Online surveys were used to get the views of native plant nurseries and people planting natives.
To make reporting on survey results easier, most questions used tick boxes. People selected their answer from a list or chose a rating or percentage value. Surveys were emailed out in late February 2021.
A summary of feedback from each survey is below.
The COVID-19 lockdown in autumn 2020 happened at the peak time for seed collection. This is an important phase of nursery operations, essential for raising stock for the next year. Growing natives (or exotics) has a strict sequence of activities that must happen through the year to be successful.
Nurseries see themselves as an essential service. They work with living products, similar to animal and food industries. Nursery products need ongoing management during lockdowns and other disruptions.
Native plant nurseries think more flexibility is needed for their operations during future lockdowns. They follow a rigid seasonal pattern, shown below:
- seed collection in autumn
- seed preparation to promote good germination
- sowing seeds in winter to early spring
- transferring seedlings to pots in late spring
- hardening off young plants to adjust to being outdoors
- transporting seedlings safely to planting sites.
Like farms and other rural businesses, nurseries are mostly outdoors. This allows safe work bubbles to be set up for all operations.
Options to manage disruptions to nursery propagation include the following.
- Topping (trimming the top of a plant to stop vertical growth) to hold stock over for a few months. This is only practical for selected species like shrub hardwood species.
- Repotting into bigger containers to hold stock until the next planting season.
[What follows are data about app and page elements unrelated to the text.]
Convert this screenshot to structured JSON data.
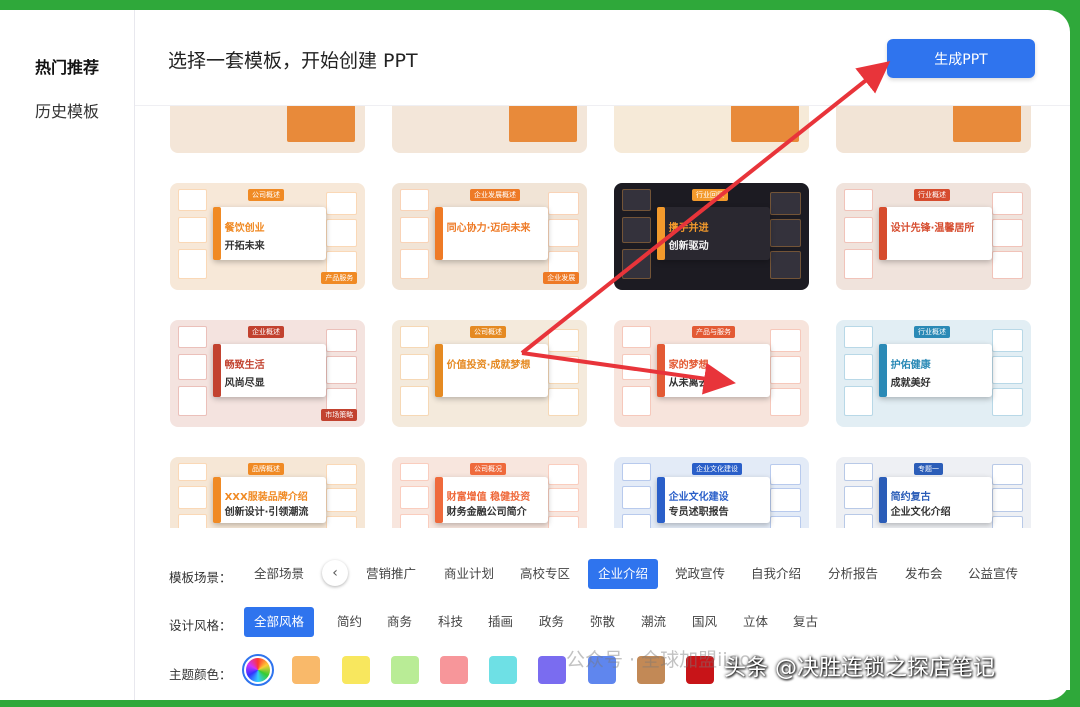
{
  "sidebar": {
    "items": [
      {
        "label": "热门推荐",
        "active": true
      },
      {
        "label": "历史模板",
        "active": false
      }
    ]
  },
  "header": {
    "title": "选择一套模板，开始创建 PPT",
    "generate_label": "生成PPT"
  },
  "templates": [
    {
      "headline": "餐饮创业",
      "subline": "开拓未来",
      "badge": "公司概述",
      "footer": "产品服务",
      "bg": "#f7e8d8",
      "accent": "#f08a24"
    },
    {
      "headline": "同心协力·迈向未来",
      "subline": "",
      "badge": "企业发展概述",
      "footer": "企业发展",
      "bg": "#f1e4d6",
      "accent": "#ee7a26"
    },
    {
      "headline": "携手并进",
      "subline": "创新驱动",
      "badge": "行业回顾",
      "footer": "",
      "bg": "#1c1b22",
      "accent": "#f39a2c"
    },
    {
      "headline": "设计先锋·温馨居所",
      "subline": "",
      "badge": "行业概述",
      "footer": "",
      "bg": "#f0e3dc",
      "accent": "#d64c2e"
    },
    {
      "headline": "畅致生活",
      "subline": "风尚尽显",
      "badge": "企业概述",
      "footer": "市场策略",
      "bg": "#f4e3df",
      "accent": "#c2422f"
    },
    {
      "headline": "价值投资·成就梦想",
      "subline": "",
      "badge": "公司概述",
      "footer": "",
      "bg": "#f4eadc",
      "accent": "#e58a22"
    },
    {
      "headline": "家的梦想",
      "subline": "从未离去",
      "badge": "产品与服务",
      "footer": "",
      "bg": "#f7e4dc",
      "accent": "#e35a34"
    },
    {
      "headline": "护佑健康",
      "subline": "成就美好",
      "badge": "行业概述",
      "footer": "",
      "bg": "#e2eef4",
      "accent": "#2b8ab6"
    },
    {
      "headline": "XXX服装品牌介绍",
      "subline": "创新设计·引领潮流",
      "badge": "品牌概述",
      "footer": "",
      "bg": "#f6e7d6",
      "accent": "#f08a24"
    },
    {
      "headline": "财富增值 稳健投资",
      "subline": "财务金融公司简介",
      "badge": "公司概况",
      "footer": "",
      "bg": "#f8e6de",
      "accent": "#ef6a3c"
    },
    {
      "headline": "企业文化建设",
      "subline": "专员述职报告",
      "badge": "企业文化建设",
      "footer": "",
      "bg": "#e3ebf7",
      "accent": "#2a5fc9"
    },
    {
      "headline": "简约复古",
      "subline": "企业文化介绍",
      "badge": "专题一",
      "footer": "",
      "bg": "#eef0f4",
      "accent": "#2b5db8"
    }
  ],
  "filters": {
    "scene": {
      "label": "模板场景：",
      "options": [
        "全部场景",
        "营销推广",
        "商业计划",
        "高校专区",
        "企业介绍",
        "党政宣传",
        "自我介绍",
        "分析报告",
        "发布会",
        "公益宣传"
      ],
      "selected": "企业介绍"
    },
    "style": {
      "label": "设计风格：",
      "options": [
        "全部风格",
        "简约",
        "商务",
        "科技",
        "插画",
        "政务",
        "弥散",
        "潮流",
        "国风",
        "立体",
        "复古"
      ],
      "selected": "全部风格"
    },
    "color": {
      "label": "主题颜色：",
      "swatches": [
        "rainbow",
        "#f9b96a",
        "#f8e75e",
        "#b9ec96",
        "#f7969a",
        "#6ee0e5",
        "#7a6cf0",
        "#5f86ee",
        "#c28956",
        "#c81418"
      ],
      "selected": "rainbow"
    }
  },
  "watermarks": {
    "faint": "公众号 · 全球加盟iieoo",
    "main": "头条 @决胜连锁之探店笔记"
  },
  "annotation": {
    "arrow_color": "#e8343a"
  }
}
This avoids bound and distorted root systems, but needs more labour and nursery facilities.
- Collecting and storing more seed to provide flexibility. This risks seeds becoming less able to germinate (grow) over time.
The effect of a disruption at the planting site depends on the time of year, length of the disruption and how severe the restrictions are.
The COVID-19 lockdown in autumn interrupted site preparation just ahead of the main planting season. As a result, planting was later than normal. Planting delays put plants at risk of dying during the dry summer months.
Options for coping with delays in planting and extending the planting season include:
- planting larger stock, which may be more resilient to delayed planting. This takes up more space for transporting. It is also heavier to handle at planting sites
- using plant protectors to reduce exposure, and/or mulching to keep the soil moist. Both are expensive and a lot of work
- selecting hardier species to plant
- avoiding difficult planting sites.
Practical options for coping with a delay at the planting site include:
- spraying herbicide on problem woody weeds that can take over during delays at planting sites
- maintaining grazing of pasture sites - this would need fencing
- grassing bare sites to stop exotic woody weeds growing – this costs extra.
COVID-19 had a small to moderate effect on nurseries operationally and financially. COVID-19 had less impact on planters. Any long and restricted lockdowns in the future would be a major disruption to native plant nurseries and those preparing and planting sites.
One Billion Trees Programme research
This research was commissioned by the One Billion Trees programme.
Read about other One Billion Trees science projects on the Ministry for Primary Industries’ website.